Introducing “Your Daily Shot of Soju” This is going to be my daily format for sharing random cultural thoughts, pictures and basically anything I want to in an easy to digest and read format. Expect to be updated Monday-Thursday, and probably once on the weekend. Yes, I changed the name. I like this one better.
Something for you to read:
In a survey circulated through the classrooms of my sixth graders I was rated as one of the students favorite teachers. On one hand I feel pretty excited about this. However on the other I have to question what are the characteristics of a sixth graders favorite teacher.
Sixth graders typically don’t like homework. I don’t give them any.
They typically don’t like grades. I generally don’t do that either.
Compared to my competition, who has to squeeze in ten different subjects areas per day, my tasks are fairly mundane.

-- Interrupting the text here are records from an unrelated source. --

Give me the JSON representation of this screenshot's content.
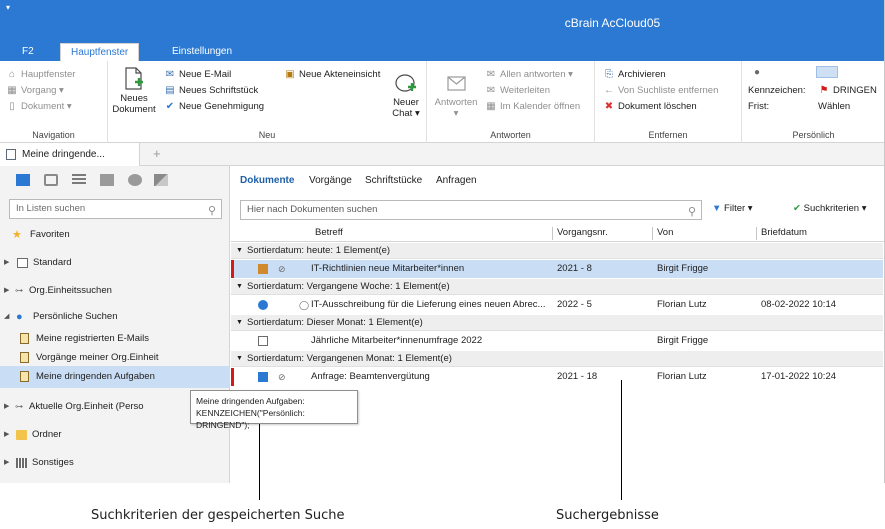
{
  "window": {
    "title": "cBrain AcCloud05",
    "system_menu": "▾"
  },
  "ribbon_tabs": [
    {
      "label": "F2",
      "active": false
    },
    {
      "label": "Hauptfenster",
      "active": true
    },
    {
      "label": "Einstellungen",
      "active": false
    }
  ],
  "ribbon": {
    "navigation": {
      "items": [
        "Hauptfenster",
        "Vorgang ▾",
        "Dokument ▾"
      ],
      "label": "Navigation"
    },
    "neu": {
      "neues_dokument": "Neues Dokument",
      "items": [
        "Neue E-Mail",
        "Neues Schriftstück",
        "Neue Genehmigung"
      ],
      "akteneinsicht": "Neue Akteneinsicht",
      "neuer_chat": "Neuer Chat ▾",
      "label": "Neu"
    },
    "antworten": {
      "antworten_btn": "Antworten ▾",
      "items": [
        "Allen antworten ▾",
        "Weiterleiten",
        "Im Kalender öffnen"
      ],
      "label": "Antworten"
    },
    "entfernen": {
      "items": [
        "Archivieren",
        "Von Suchliste entfernen",
        "Dokument löschen"
      ],
      "label": "Entfernen"
    },
    "persoenlich": {
      "kennzeichen_label": "Kennzeichen:",
      "kennzeichen_value": "DRINGEN",
      "frist_label": "Frist:",
      "frist_value": "Wählen",
      "label": "Persönlich"
    }
  },
  "doc_tab": {
    "label": "Meine dringende...",
    "add": "+"
  },
  "left": {
    "search_placeholder": "In Listen suchen",
    "tree": [
      {
        "label": "Favoriten"
      },
      {
        "label": "Standard"
      },
      {
        "label": "Org.Einheitssuchen"
      },
      {
        "label": "Persönliche Suchen"
      },
      {
        "label": "Meine registrierten E-Mails"
      },
      {
        "label": "Vorgänge meiner Org.Einheit"
      },
      {
        "label": "Meine dringenden Aufgaben"
      },
      {
        "label": "Aktuelle Org.Einheit (Perso"
      },
      {
        "label": "Ordner"
      },
      {
        "label": "Sonstiges"
      }
    ],
    "tooltip": {
      "line1": "Meine dringenden Aufgaben:",
      "line2": "KENNZEICHEN(\"Persönlich: DRINGEND\");"
    }
  },
  "right": {
    "subtabs": [
      "Dokumente",
      "Vorgänge",
      "Schriftstücke",
      "Anfragen"
    ],
    "search_placeholder": "Hier nach Dokumenten suchen",
    "filter_label": "Filter ▾",
    "criteria_label": "Suchkriterien ▾",
    "columns": [
      "Betreff",
      "Vorgangsnr.",
      "Von",
      "Briefdatum"
    ],
    "groups": [
      {
        "header": "Sortierdatum: heute: 1 Element(e)",
        "rows": [
          {
            "subject": "IT-Richtlinien neue Mitarbeiter*innen",
            "number": "2021 - 8",
            "from": "Birgit Frigge",
            "date": "",
            "flag": true,
            "selected": true,
            "status": "task",
            "attachment": true
          }
        ]
      },
      {
        "header": "Sortierdatum: Vergangene Woche: 1 Element(e)",
        "rows": [
          {
            "subject": "IT-Ausschreibung für die Lieferung eines neuen Abrec...",
            "number": "2022 - 5",
            "from": "Florian Lutz",
            "date": "08-02-2022 10:14",
            "flag": false,
            "selected": false,
            "status": "done",
            "attachment": false,
            "chat": true
          }
        ]
      },
      {
        "header": "Sortierdatum: Dieser Monat: 1 Element(e)",
        "rows": [
          {
            "subject": "Jährliche Mitarbeiter*innenumfrage 2022",
            "number": "",
            "from": "Birgit Frigge",
            "date": "",
            "flag": false,
            "selected": false,
            "status": "doc",
            "attachment": false
          }
        ]
      },
      {
        "header": "Sortierdatum: Vergangenen Monat: 1 Element(e)",
        "rows": [
          {
            "subject": "Anfrage: Beamtenvergütung",
            "number": "2021 - 18",
            "from": "Florian Lutz",
            "date": "17-01-2022 10:24",
            "flag": true,
            "selected": false,
            "status": "checked",
            "attachment": true
          }
        ]
      }
    ]
  },
  "callouts": {
    "left": "Suchkriterien der gespeicherten Suche",
    "right": "Suchergebnisse"
  },
  "colors": {
    "accent": "#2b79d3",
    "selection": "#c9def5",
    "flag": "#d61a1a"
  }
}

I get to play games with the kids. My class is the one where speaking and making jokes is encouraged. I am essentially a 40 minute Barney episode, and honestly, I have taken my general teaching philosophy this year from the makers of ‘Blue’s Clues.’ So much so that, on days that I teach 3rd graders, I make sure to wear a horizontally striped polo shirt and speak to a green puppet frog named “Froggy the Frog” at least twice per class.
My style is unmatched.
But this is where my professional development breaks down. While I suppose I am doing the best I can with the amount of time and resources I have been given, professionally this job doesn’t not allow me to develop a substance to my teaching. Tom Robbins once wrote something about style being the basis of essence but I bet he also was never charged with teaching over 1,000 Korean students English every week. In fact I suspect he would disparage the job I am doing. He would call it “imperialistic” and “arrogant” to assume our language and culture needs to be transported to the other side of the world…the number one export of America, after all, is it’s culture.
Perhaps it is arrogant in some regard, but really, substance wise how much culture and language can I really force upon these kids. I am resigned. Resigned to the fact that in the short amount of time I have to teach I can really not impart any significant, substantial knowledge to these students. So instead I act excited. I act energetic and fun. I do this to try and trick students into wanting to learn English on their own. I am not an English teacher so much as I am an English salesman.
Here, I can not really teach the substance of Western culture but I can teach it’s style. Besides, I’ll be damned if those kids don’t crack up at the “silly foreigner” when I talk to that green puppet frog.
I showed this video to Rachel and she said that this sort of thing is actually kind of common in Korean politics. I was surprised.
About yesterday’s election:
The mayor (former) of Seoul is the president (new) of South Korea. Really, no shocker. He had been the front runner for months now and not even a split in his party or a video released earlier this week, linking him to stock market manipulation, could change his eventual win.
The election system here calls for a run off vote if the first place nominee gains less than 50 percent of the vote. Because of this, 3rd parties receive a larger share of the vote. Despite this, Lee won handily.
Piece of pop culture I’m diggin on today:
Winter Break…school doesn’t start again til the end of January.
Piece of pop culture I miss today:
Winter break that is really a winter break. Even though school is off for a month I still need to come in for a few hours each day, otherwise this month off counts against my days off that I can take. This rule applies only to me since I’m not counted as a normal teacher, who is a life long employee of the government. Additionally, I am expected to lead an English winter camp for a few weeks.
Another Piece of pop culture I’m diggin on:
Even though I need to be at school during parts of the break I can use this to my advantage. If I stay longer than 4 hours I can get over time pay. So I doubled up on my winter camp. Basically, I teach the winter camp once in the morning and then teach the exact same lesson in the afternoon and get paid twice…I’ll be able to make another 1 to 2 thousand dollars next month doing this.
Wayne and Garth say…SCHWINGGGG!
Because South Korea is Infested with them:
How to kill a bear.